The First Ladies
Written by Werner Schwab
Translated by Michael Mitchell
Directed by Zeljko Djukic
The cast includes Dado, Beata Pilch, Nicole Wiesner
Winner of Jeff Citation: Best Actress in a Principal Role: Nicole Wiesner
“Djukic and his three passionate, dedicated actresses collectively forge a twisted kind of kinetic sculpture here, massaging Schwab’s strange prose and spilling its guts all over the floor of the theater.” -Chris Jones, Chicago Tribune
“Trap Door at its most morbidly magnificent…. a once in a lifetime theatrical treasure… You will never see anything like this combination of writing, direction and performance because no one but Trap Door Theatre has the guts and chops to seek out insane genius from relative obscurity and incarnate it with such staggering clarity.” -Venus Zarris, Chicago Stage Review
“Visceral, spell-binding, and indescribably moving, First Ladies is not to be missed. -Laura Kolb, Centerstage
Four stars! “A fiery production.” -John Beer, Time Out Chicago
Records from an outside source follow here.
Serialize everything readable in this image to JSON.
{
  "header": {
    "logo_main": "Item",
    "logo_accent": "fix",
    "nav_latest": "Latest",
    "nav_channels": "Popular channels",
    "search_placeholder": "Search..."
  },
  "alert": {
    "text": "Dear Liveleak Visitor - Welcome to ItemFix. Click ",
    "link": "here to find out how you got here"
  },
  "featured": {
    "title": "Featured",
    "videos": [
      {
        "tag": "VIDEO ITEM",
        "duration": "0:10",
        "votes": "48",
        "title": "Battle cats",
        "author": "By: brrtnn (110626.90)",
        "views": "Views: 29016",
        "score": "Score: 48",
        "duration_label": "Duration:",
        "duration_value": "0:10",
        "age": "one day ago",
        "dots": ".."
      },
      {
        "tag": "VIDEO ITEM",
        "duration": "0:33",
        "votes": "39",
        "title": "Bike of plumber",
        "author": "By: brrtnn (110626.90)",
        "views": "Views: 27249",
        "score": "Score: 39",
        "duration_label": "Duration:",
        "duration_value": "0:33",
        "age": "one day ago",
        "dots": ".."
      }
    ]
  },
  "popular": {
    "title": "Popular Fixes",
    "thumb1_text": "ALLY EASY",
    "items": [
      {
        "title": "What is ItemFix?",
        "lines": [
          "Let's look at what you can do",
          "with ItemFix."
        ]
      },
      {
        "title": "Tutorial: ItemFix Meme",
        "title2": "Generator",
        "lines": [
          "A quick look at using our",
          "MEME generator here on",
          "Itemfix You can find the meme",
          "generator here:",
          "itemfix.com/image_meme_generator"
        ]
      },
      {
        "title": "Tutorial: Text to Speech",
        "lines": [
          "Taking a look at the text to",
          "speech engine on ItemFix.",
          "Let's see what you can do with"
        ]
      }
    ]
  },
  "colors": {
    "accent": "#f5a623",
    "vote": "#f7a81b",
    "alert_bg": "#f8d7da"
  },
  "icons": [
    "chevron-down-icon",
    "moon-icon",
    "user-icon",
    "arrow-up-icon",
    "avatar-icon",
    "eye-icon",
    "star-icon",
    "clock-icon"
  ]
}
Recommended! -Keith Griffith, Chicago Reader
Four Stars! “Brilliant…. Flawless…” -Keith Ecker, Chicago Theater Blog
Zeljko Djukic is the artistic director of Chicago’s critically acclaimed Tuta Theatre where he is known for “productions that combine the highest caliber artistic achievement with cogent social and cultural critique” (-Cheryl Black in Slavic and East European Performance). For Tuta, Djukic has directed numerous productions including last season’s Jeff nominated The Wedding, by Bertolt Brecht which is currently enjoying its second run due to popular demand. Last fall he directed Tony Kushner’s Homebody/Kabul at the National Theatre in Belgrade, Serbia.
Werner Schwab (February 4, 1958 – January 1, 1994) was an Austrian playwright and visual artist. The First Ladies (Die Präsidentinnen) is Schwab’s first play. It premiered at the Theater im Künstlerhaus in Vienna in 1990. Between then and his death four years later he wrote sixteen plays, eight of which were produced during his lifetime, making his career one of the briefest, most spectacular and most controversial in contemporary German-language theatre. Schwab’s style of writing provocatively makes use of grotesque imagery, distorted linguistic tone and bizarre plots. Trap Door’s last production of a Schwab play was 2005’s award-winning production of People Annihilation or My Liver is Senseless directed by Tracy Letts.